In recent times, there has been turmoil over Hindi being forced upon parts of India that don't natively speak it, like Tamil Nadu .
The total number of languages spoken in India is widely disputed, however, the general consensus is that there are 780, putting India in 2nd place for most languages spoken within a single country, after Papua New Guinea.
India has two official languages: Hindi (Devanagari script) and English. With that being said, this does not mean Hindi is India’s national language, as the Indian law does not permit any language such status.
The Indian law refers to 22 languages by name, which are called scheduled languages. These are the languages that have been given official acknowledgment and support.
Of these, 14 were in the constitution from the start, with the others being added through time.
The other languages spoken in India have not received recognition from the government due to one of three reasons:
- Having less than 10,000 speakers within India.
- There not being enough data to adequately differentiate them as a language in their own right.
- Linguistic consensus on whether they are additional languages or merely dialects of existing ones not being reached.
Except this, there are 6 classical languages within India:
The Tamil language is one among the oldest languages within the world. The language was found in records that are even more than 5,000 years old. The rank of a classical language is given to those languages that have been deemed to have a deep heritage and be of independent nature.
96.71% of Indians speak one among the scheduled languages, with the opposite 3.29% speaking a good sort of others. In India, it is reasonably common to not speak the same language as the rest of your household.
This linguistic variety has been achieved due to multiple causes:
The lack of centralization – India has been disunited for most of human existence, leading to a variety of different cultures forming in the land we now refer to as India.

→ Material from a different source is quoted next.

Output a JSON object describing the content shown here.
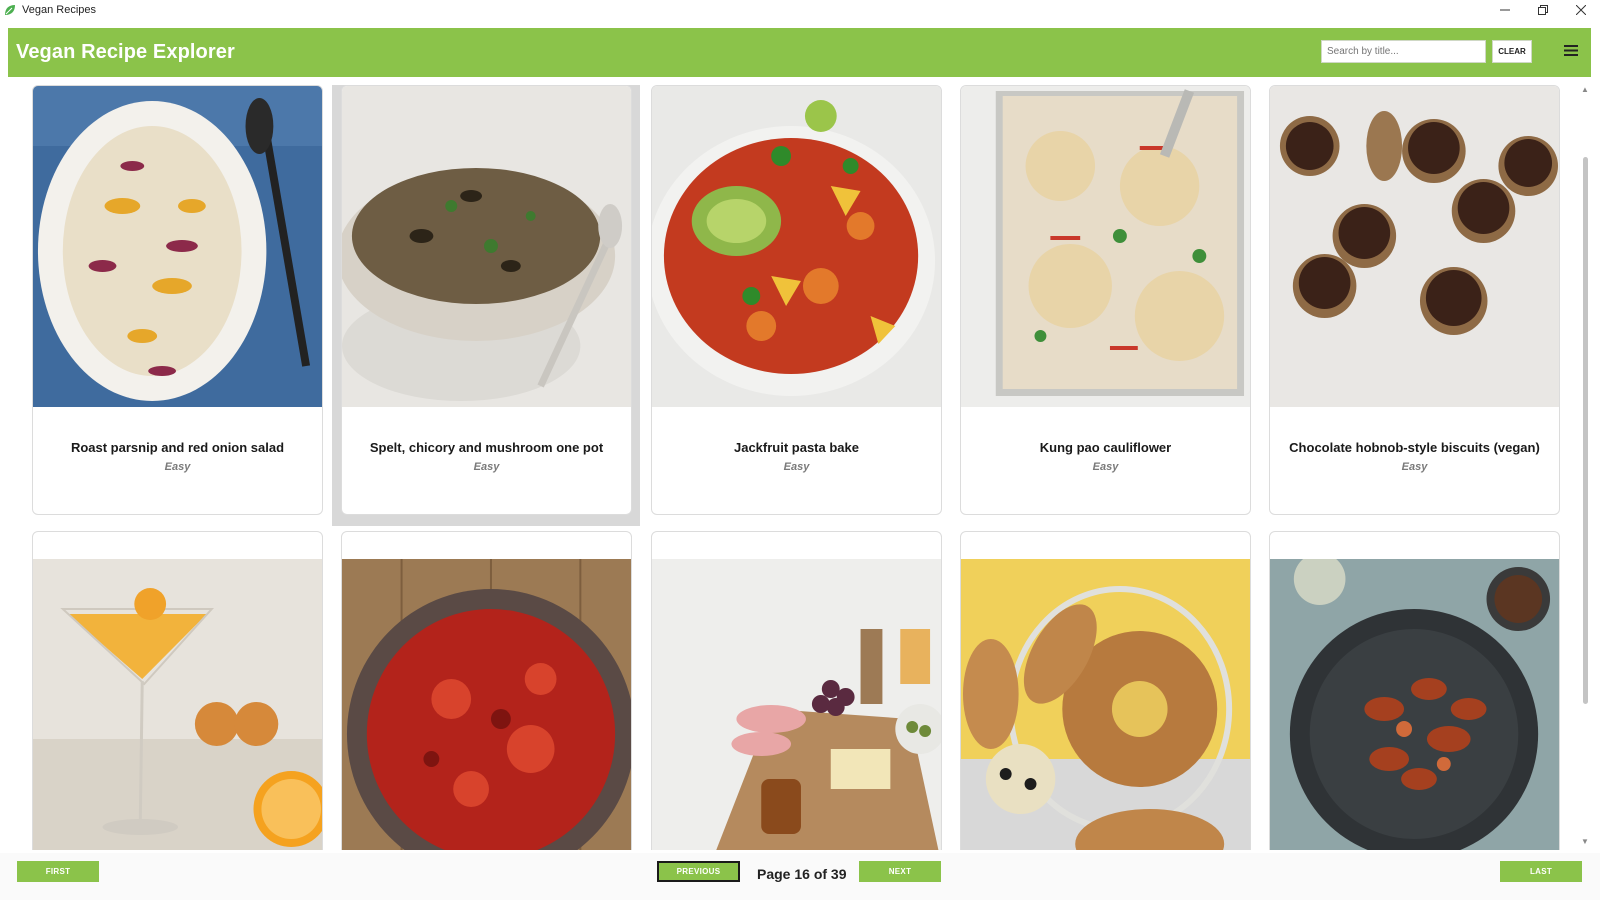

Mass migrations throughout history have left their mark, creating 6–7 different language families within the same area.
The British colonization of India lead to English becoming an extremely important language in it. Even today, it is being used by many institutions of higher education and even certain areas of the government.
Persian was the dominant language in India during the Mughal period, which let it become the court language until the British colonized it.
All of this has led to the situation we have today, the highest figure for Indian languages outside of the scheduled languages being 1599. This has sparked a debate among linguists, which continues to this day, over the distinction between language and dialect.